- **What you have to do**:
Although the entries contain pictures, repeat only their words, exactly as written.

Collected data entries:
= = =
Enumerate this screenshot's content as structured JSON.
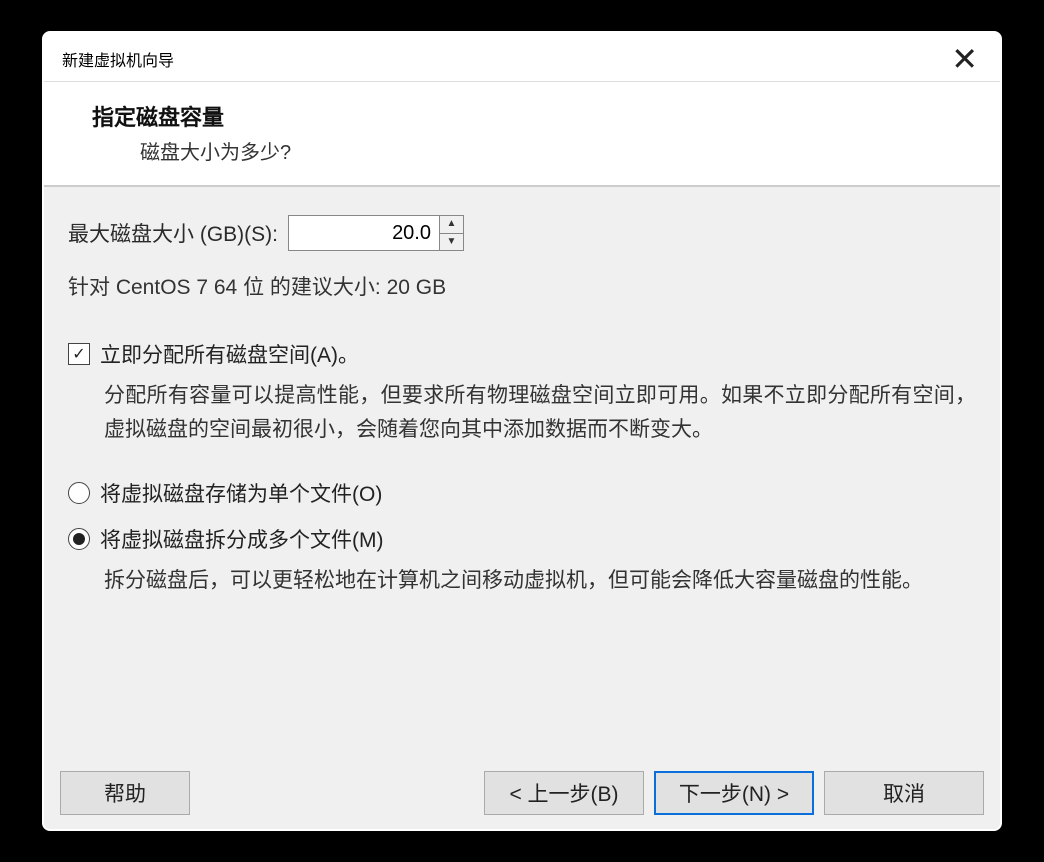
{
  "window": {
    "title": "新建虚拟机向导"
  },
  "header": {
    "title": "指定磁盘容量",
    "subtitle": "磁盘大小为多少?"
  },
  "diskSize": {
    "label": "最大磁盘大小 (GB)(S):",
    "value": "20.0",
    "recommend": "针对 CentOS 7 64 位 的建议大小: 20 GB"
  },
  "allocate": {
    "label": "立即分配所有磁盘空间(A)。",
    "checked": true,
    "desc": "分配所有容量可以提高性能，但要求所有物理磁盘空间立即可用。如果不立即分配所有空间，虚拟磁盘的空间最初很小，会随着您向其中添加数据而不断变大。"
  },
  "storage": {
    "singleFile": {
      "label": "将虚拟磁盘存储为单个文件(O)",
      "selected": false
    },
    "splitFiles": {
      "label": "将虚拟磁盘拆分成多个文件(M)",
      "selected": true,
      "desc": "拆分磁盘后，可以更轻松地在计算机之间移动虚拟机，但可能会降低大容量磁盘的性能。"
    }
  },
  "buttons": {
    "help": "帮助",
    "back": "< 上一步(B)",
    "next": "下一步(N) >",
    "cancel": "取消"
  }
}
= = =
- **Exercise response**:
Enumerate this screenshot's content as structured JSON.
{
  "window": {
    "title": "新建虚拟机向导"
  },
  "header": {
    "title": "指定磁盘容量",
    "subtitle": "磁盘大小为多少?"
  },
  "diskSize": {
    "label": "最大磁盘大小 (GB)(S):",
    "value": "20.0",
    "recommend": "针对 CentOS 7 64 位 的建议大小: 20 GB"
  },
  "allocate": {
    "label": "立即分配所有磁盘空间(A)。",
    "checked": true,
    "desc": "分配所有容量可以提高性能，但要求所有物理磁盘空间立即可用。如果不立即分配所有空间，虚拟磁盘的空间最初很小，会随着您向其中添加数据而不断变大。"
  },
  "storage": {
    "singleFile": {
      "label": "将虚拟磁盘存储为单个文件(O)",
      "selected": false
    },
    "splitFiles": {
      "label": "将虚拟磁盘拆分成多个文件(M)",
      "selected": true,
      "desc": "拆分磁盘后，可以更轻松地在计算机之间移动虚拟机，但可能会降低大容量磁盘的性能。"
    }
  },
  "buttons": {
    "help": "帮助",
    "back": "< 上一步(B)",
    "next": "下一步(N) >",
    "cancel": "取消"
  }
}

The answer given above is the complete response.